Who is the Core American Wine Consumer?

 

By Patrick Cavanaugh, Farm News Director

 

Jon Moramarco is managing partner of BW 166 LLC. The name BW 166 LLC is an homage to the family’s roots in the California wine business. Jon’s grandfather Giuseppe Moramarco, the tenth generation of his family to be involved in the wine business, acquired Bonded Winery 166 in downtown Los Angeles during Prohibition. A graduate of UC Davis, Moramarco started out young as vineyard laborer and progressed through both vineyard and winery jobs.

A lot has changed since then, and Moramarco explained current trends in U.S. wine consumption. “A core wine consumer is considered somebody who drinks wine at least twice a week or more. You have a certain segment of the society that actually has adopted wine as part of their daily life: 36% of legal drinking age adults drink 85% of the wine. You do the math; those people are drinking 100 bottles to 110 bottles a year. That’s truly the [consumer] target for most wineries for their marketing.”

Jon Moramarco
Jon Moramarco

Though wine is often associated with a level of mystery and romance, Moramarco shared, “I look at wine a little differently. I look at it as a way to enjoy life with friends. It’s an affordable indulgence but it’s also one of those things. Sitting around with friends and having a glass of wine with dinner, just makes the whole experience a little more enjoyable. The funny thing is, you can have a very good wine during a dinner with somebody you really don’t like, and wine doesn’t taste as good.”

The California wine industry continues to show healthy, steady growth with total volume growing about 4% a year. Varietal wines of good quality and reasonable price have seen quite a bit of growth in the market. Moramarco deciphered wine pricing as it relates to growth, beginning with two price-per-bottle categories, $7 – $12 and $12 – $20.

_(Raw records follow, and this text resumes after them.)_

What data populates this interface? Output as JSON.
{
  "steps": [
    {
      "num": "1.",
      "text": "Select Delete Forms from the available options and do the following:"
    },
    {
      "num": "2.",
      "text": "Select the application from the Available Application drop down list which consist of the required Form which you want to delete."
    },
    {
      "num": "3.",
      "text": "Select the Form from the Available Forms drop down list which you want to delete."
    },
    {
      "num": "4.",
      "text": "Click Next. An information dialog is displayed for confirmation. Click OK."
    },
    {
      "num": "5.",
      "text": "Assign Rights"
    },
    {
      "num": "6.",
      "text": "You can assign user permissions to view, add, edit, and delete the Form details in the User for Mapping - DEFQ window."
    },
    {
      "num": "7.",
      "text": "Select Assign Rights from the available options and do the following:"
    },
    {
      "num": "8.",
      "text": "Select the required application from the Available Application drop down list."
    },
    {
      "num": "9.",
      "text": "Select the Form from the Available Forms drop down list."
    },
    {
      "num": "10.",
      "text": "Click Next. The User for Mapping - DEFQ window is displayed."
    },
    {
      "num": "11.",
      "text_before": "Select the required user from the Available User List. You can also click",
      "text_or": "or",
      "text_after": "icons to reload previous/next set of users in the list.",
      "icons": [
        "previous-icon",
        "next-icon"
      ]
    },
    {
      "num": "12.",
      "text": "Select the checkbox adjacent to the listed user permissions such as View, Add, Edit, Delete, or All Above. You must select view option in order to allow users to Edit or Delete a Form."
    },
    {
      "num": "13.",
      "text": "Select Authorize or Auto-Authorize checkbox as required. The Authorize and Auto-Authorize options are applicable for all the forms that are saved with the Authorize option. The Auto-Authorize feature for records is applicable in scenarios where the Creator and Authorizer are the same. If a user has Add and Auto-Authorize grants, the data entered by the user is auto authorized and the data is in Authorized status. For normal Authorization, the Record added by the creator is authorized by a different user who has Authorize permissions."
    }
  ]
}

“Unfortunately,” Moramarco commented, “wines under $7, are a little softer, but it’s because consumers are trading up and drinking better. So the [trend] is that they’re not drinking as much of the less expensive wines, but they’re drinking more of the more expensive wines.”

Brexit Hurts Wine Exports To U.S.

Brexit-Devalued Pound Hurts Wine Exports To U.S.

 

Jon Moramarco, managing partner of Bonded Winery 166 (BW 166 LLC), is a third-generation wine professional at the company that his grandfather, Giuseppe Moramarco, a tenth-generation wine professional émigré from Italy, acquired BW 166 LLC in Los Angeles from the Jesuits during Prohibition.

 

Moramarco explained the effects of Brexit on wine imports to the U.S. “The UK pound has dropped in value versus almost every currency,” he began. “The UK will not want to raise their price in British pounds, so it will probably drive them to become interested in any exports to the UK from the U.S. They will want to have a lower price in U.S. dollars, which will be tough for producers to do in the U.S.”

shutterstock_87596773 wine bottles

Continuing, “Now those [EU] European wine exporters are going to say, ‘Well, I don’t want to sell at that price to the UK. I’m gonna go try and sell more in the U.S.'” noted Moramarco. “So we will see more imports coming into the U.S. from Europe.”

 

“So you kind of have a double whammy for wine,” Moramarco concluded, “because they’ve kind of lost the margin in one of their key markets.” He anticipated “difficulty in exports with people wanting to drop price,” as well as a greater “increase in people wanting to import into the U.S.”